> **Required work**: Write out the records that appear below, verbatim and complete, but without pictures.

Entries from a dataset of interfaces

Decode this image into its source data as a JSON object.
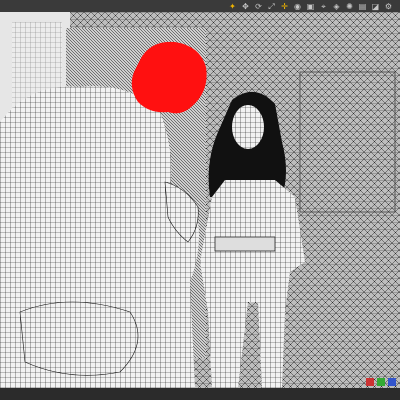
{
  "toolbar": {
    "tools": [
      {
        "icon": "select-icon",
        "glyph": "✦",
        "active": true
      },
      {
        "icon": "move-icon",
        "glyph": "✥",
        "active": false
      },
      {
        "icon": "rotate-icon",
        "glyph": "⟳",
        "active": false
      },
      {
        "icon": "scale-icon",
        "glyph": "⤢",
        "active": false
      },
      {
        "icon": "universal-tool-icon",
        "glyph": "✛",
        "active": true
      },
      {
        "icon": "node-weight-icon",
        "glyph": "◉",
        "active": false
      },
      {
        "icon": "surface-selection-icon",
        "glyph": "▣",
        "active": false
      },
      {
        "icon": "joint-editor-icon",
        "glyph": "⌖",
        "active": false
      },
      {
        "icon": "camera-icon",
        "glyph": "◈",
        "active": false
      },
      {
        "icon": "light-icon",
        "glyph": "✺",
        "active": false
      },
      {
        "icon": "render-icon",
        "glyph": "▤",
        "active": false
      },
      {
        "icon": "perspective-icon",
        "glyph": "◪",
        "active": false
      },
      {
        "icon": "settings-icon",
        "glyph": "⚙",
        "active": false
      }
    ]
  },
  "viewport": {
    "render_mode": "wireframe",
    "colors": {
      "highlight": "#ff1010",
      "wire": "#1a1a1a",
      "surface": "#f2f2f2",
      "background": "#9a9a9a"
    }
  },
  "corner_widgets": [
    {
      "icon": "axis-x-icon",
      "color": "#cc3333"
    },
    {
      "icon": "axis-y-icon",
      "color": "#33aa33"
    },
    {
      "icon": "axis-z-icon",
      "color": "#3355cc"
    }
  ]
}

> **Task response**:
Decode this image into its source data as a JSON object.
{
  "toolbar": {
    "tools": [
      {
        "icon": "select-icon",
        "glyph": "✦",
        "active": true
      },
      {
        "icon": "move-icon",
        "glyph": "✥",
        "active": false
      },
      {
        "icon": "rotate-icon",
        "glyph": "⟳",
        "active": false
      },
      {
        "icon": "scale-icon",
        "glyph": "⤢",
        "active": false
      },
      {
        "icon": "universal-tool-icon",
        "glyph": "✛",
        "active": true
      },
      {
        "icon": "node-weight-icon",
        "glyph": "◉",
        "active": false
      },
      {
        "icon": "surface-selection-icon",
        "glyph": "▣",
        "active": false
      },
      {
        "icon": "joint-editor-icon",
        "glyph": "⌖",
        "active": false
      },
      {
        "icon": "camera-icon",
        "glyph": "◈",
        "active": false
      },
      {
        "icon": "light-icon",
        "glyph": "✺",
        "active": false
      },
      {
        "icon": "render-icon",
        "glyph": "▤",
        "active": false
      },
      {
        "icon": "perspective-icon",
        "glyph": "◪",
        "active": false
      },
      {
        "icon": "settings-icon",
        "glyph": "⚙",
        "active": false
      }
    ]
  },
  "viewport": {
    "render_mode": "wireframe",
    "colors": {
      "highlight": "#ff1010",
      "wire": "#1a1a1a",
      "surface": "#f2f2f2",
      "background": "#9a9a9a"
    }
  },
  "corner_widgets": [
    {
      "icon": "axis-x-icon",
      "color": "#cc3333"
    },
    {
      "icon": "axis-y-icon",
      "color": "#33aa33"
    },
    {
      "icon": "axis-z-icon",
      "color": "#3355cc"
    }
  ]
}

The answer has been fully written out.